The task: Read the records and gather each line that includes "Stack".

Raw data:
--

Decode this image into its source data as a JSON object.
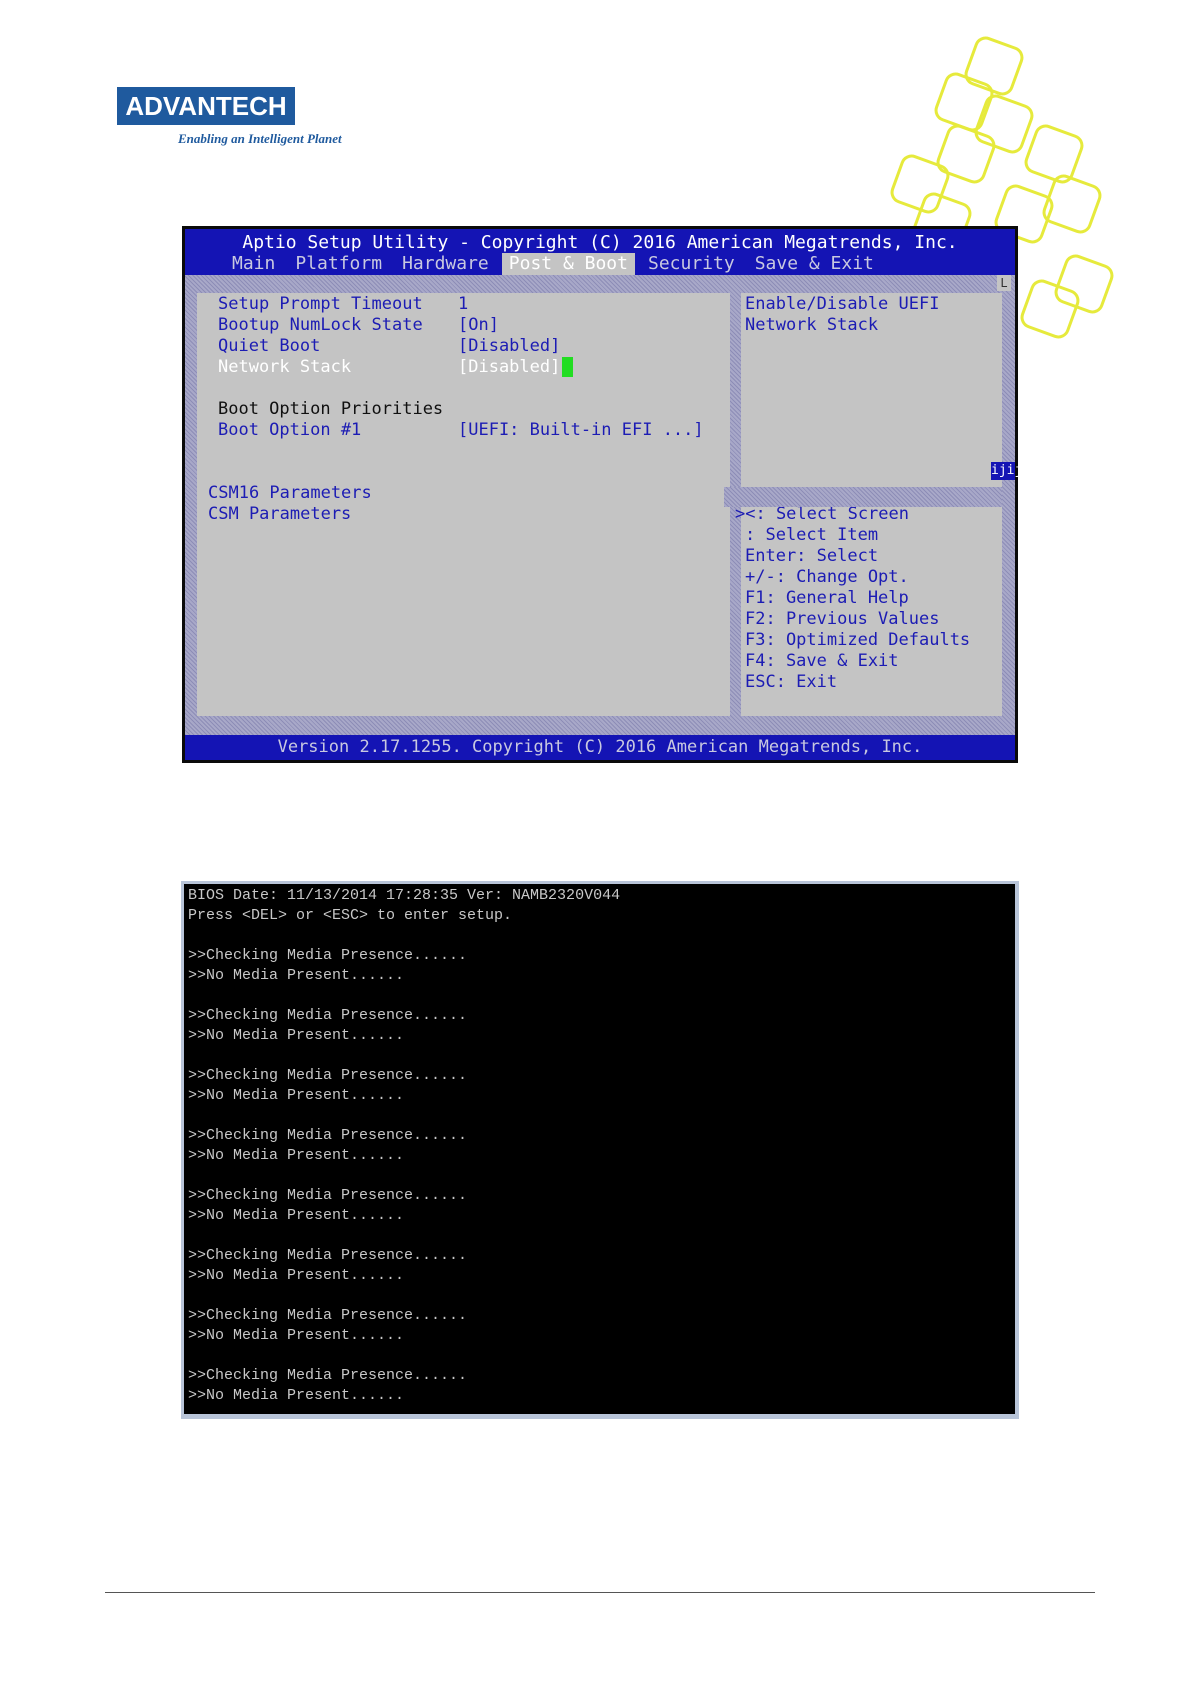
{
  "logo": {
    "brand": "ADVANTECH",
    "tagline": "Enabling an Intelligent Planet"
  },
  "colors": {
    "logo_blue": "#1f5a9e",
    "deco_yellow": "#e6ea3c",
    "bios_blue": "#1414b4",
    "bios_gray": "#c4c4c4",
    "cursor_green": "#22dd22"
  },
  "bios": {
    "title": "Aptio Setup Utility - Copyright (C) 2016 American Megatrends, Inc.",
    "tabs": [
      {
        "label": "Main"
      },
      {
        "label": "Platform"
      },
      {
        "label": "Hardware"
      },
      {
        "label": "Post & Boot",
        "active": true
      },
      {
        "label": "Security"
      },
      {
        "label": "Save & Exit"
      }
    ],
    "settings": [
      {
        "label": "Setup Prompt Timeout",
        "value": "1"
      },
      {
        "label": "Bootup NumLock State",
        "value": "[On]"
      },
      {
        "label": "Quiet Boot",
        "value": "[Disabled]"
      },
      {
        "label": "Network Stack",
        "value": "[Disabled]",
        "selected": true
      }
    ],
    "boot_priorities": {
      "heading": "Boot Option Priorities",
      "label": "Boot Option #1",
      "value": "[UEFI: Built-in EFI ...]"
    },
    "submenus": [
      "CSM16 Parameters",
      "CSM Parameters"
    ],
    "help": {
      "line1": "Enable/Disable UEFI",
      "line2": "Network Stack"
    },
    "keys": [
      "><: Select Screen",
      ": Select Item",
      "Enter: Select",
      "+/-: Change Opt.",
      "F1: General Help",
      "F2: Previous Values",
      "F3: Optimized Defaults",
      "F4: Save & Exit",
      "ESC: Exit"
    ],
    "scroll_top_glyph": "L",
    "scroll_cap_glyph": "ijij",
    "footer": "Version 2.17.1255. Copyright (C) 2016 American Megatrends, Inc."
  },
  "post": {
    "bios_date": "BIOS Date: 11/13/2014 17:28:35 Ver: NAMB2320V044",
    "prompt": "Press <DEL> or <ESC> to enter setup.",
    "blocks": [
      {
        "checking": ">>Checking Media Presence......",
        "result": ">>No Media Present......"
      },
      {
        "checking": ">>Checking Media Presence......",
        "result": ">>No Media Present......"
      },
      {
        "checking": ">>Checking Media Presence......",
        "result": ">>No Media Present......"
      },
      {
        "checking": ">>Checking Media Presence......",
        "result": ">>No Media Present......"
      },
      {
        "checking": ">>Checking Media Presence......",
        "result": ">>No Media Present......"
      },
      {
        "checking": ">>Checking Media Presence......",
        "result": ">>No Media Present......"
      },
      {
        "checking": ">>Checking Media Presence......",
        "result": ">>No Media Present......"
      },
      {
        "checking": ">>Checking Media Presence......",
        "result": ">>No Media Present......"
      }
    ]
  }
}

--

Written reply:
        "label": "Network Stack",
      "line2": "Network Stack"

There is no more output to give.